First off, apologies for how late this is — we’re at Fashion Week at the moment, and time got away from me.  Second, this show continues to be masterful. As I mentioned in the first recap, I lived in Los Angeles throughout this entire time period (and, in fact, have done so my entire life), and I don’t know if I’ve ever seen a TV show so perfectly capture what it was like to be in Los Angeles in 1994. One of the things that is great about this series, I think, is how well it captures the seemingly mundane details about this entire drama — and it was a drama on a number of levels — which give it that ring of truth. I mentioned last week that my family watched the entire Bronco chase on TV, but what I thought but did not mention was, “I wonder why the TV was on in the first place.” Well, this episode — which covers SOLELY the day of the chase; for the interested, the Los Angeles Times has a timeline of events as they happened – reminded me that, of course, everyone was watching the NBA finals.

As ever, this is not a full-on recap. This week’s (VERY LOOSE) methodology to discuss the events of the episode is Methods of Communication. So much of the events this week unfolded via phone — Robert Shapiro on the phone with Gil Garcetti; OJ on the giant, plugged-in car phone with a variety of people, including apologizing to the police for ruining their weekend; poor AC Cowlings on the phone with 911. That’s as LA as…well, as how often people noted to each other how much this car chase must have screwed up traffic.
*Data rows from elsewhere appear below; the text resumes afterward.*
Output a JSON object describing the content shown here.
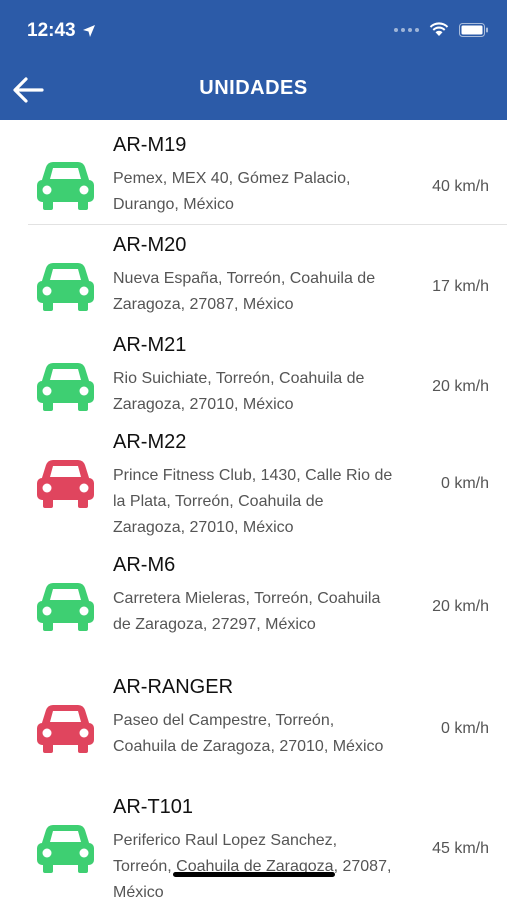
{
  "status_bar": {
    "time": "12:43"
  },
  "header": {
    "title": "UNIDADES"
  },
  "colors": {
    "header": "#2c5ba8",
    "active": "#3ecf72",
    "stopped": "#e0455e"
  },
  "units": [
    {
      "name": "AR-M19",
      "address": "Pemex, MEX 40, Gómez Palacio, Durango, México",
      "speed": "40 km/h",
      "status": "active"
    },
    {
      "name": "AR-M20",
      "address": "Nueva España, Torreón, Coahuila de Zaragoza, 27087, México",
      "speed": "17 km/h",
      "status": "active"
    },
    {
      "name": "AR-M21",
      "address": "Rio Suichiate, Torreón, Coahuila de Zaragoza, 27010, México",
      "speed": "20 km/h",
      "status": "active"
    },
    {
      "name": "AR-M22",
      "address": "Prince Fitness Club, 1430, Calle Rio de la Plata, Torreón, Coahuila de Zaragoza, 27010, México",
      "speed": "0 km/h",
      "status": "stopped"
    },
    {
      "name": "AR-M6",
      "address": "Carretera Mieleras, Torreón, Coahuila de Zaragoza, 27297, México",
      "speed": "20 km/h",
      "status": "active"
    },
    {
      "name": "AR-RANGER",
      "address": "Paseo del Campestre, Torreón, Coahuila de Zaragoza, 27010, México",
      "speed": "0 km/h",
      "status": "stopped"
    },
    {
      "name": "AR-T101",
      "address": "Periferico Raul Lopez Sanchez, Torreón, Coahuila de Zaragoza, 27087, México",
      "speed": "45 km/h",
      "status": "active"
    }
  ]
}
When one of the LAPD noted,  mid-chase, “the back-up on Sepulveda must be unbelievable,” I laughed out loud. Because it must have been. But we also see OJ’s hand-written suicide note, and so much of the way that the events of this day were communicated to the public (TV, the paparazzi), as well as the way that Chris Darden’s neighbors discussed it, over their backyard walls, and how the public tried to communicate their support to OJ by gathering at freeway overpasses and in front of his house. It’s fascinating to see how this all unfolded without Twitter — now, would people still go out and cheer on OJ? Or would they just tweet him that they believed in him? Let’s discuss — that, and anything else in the episode.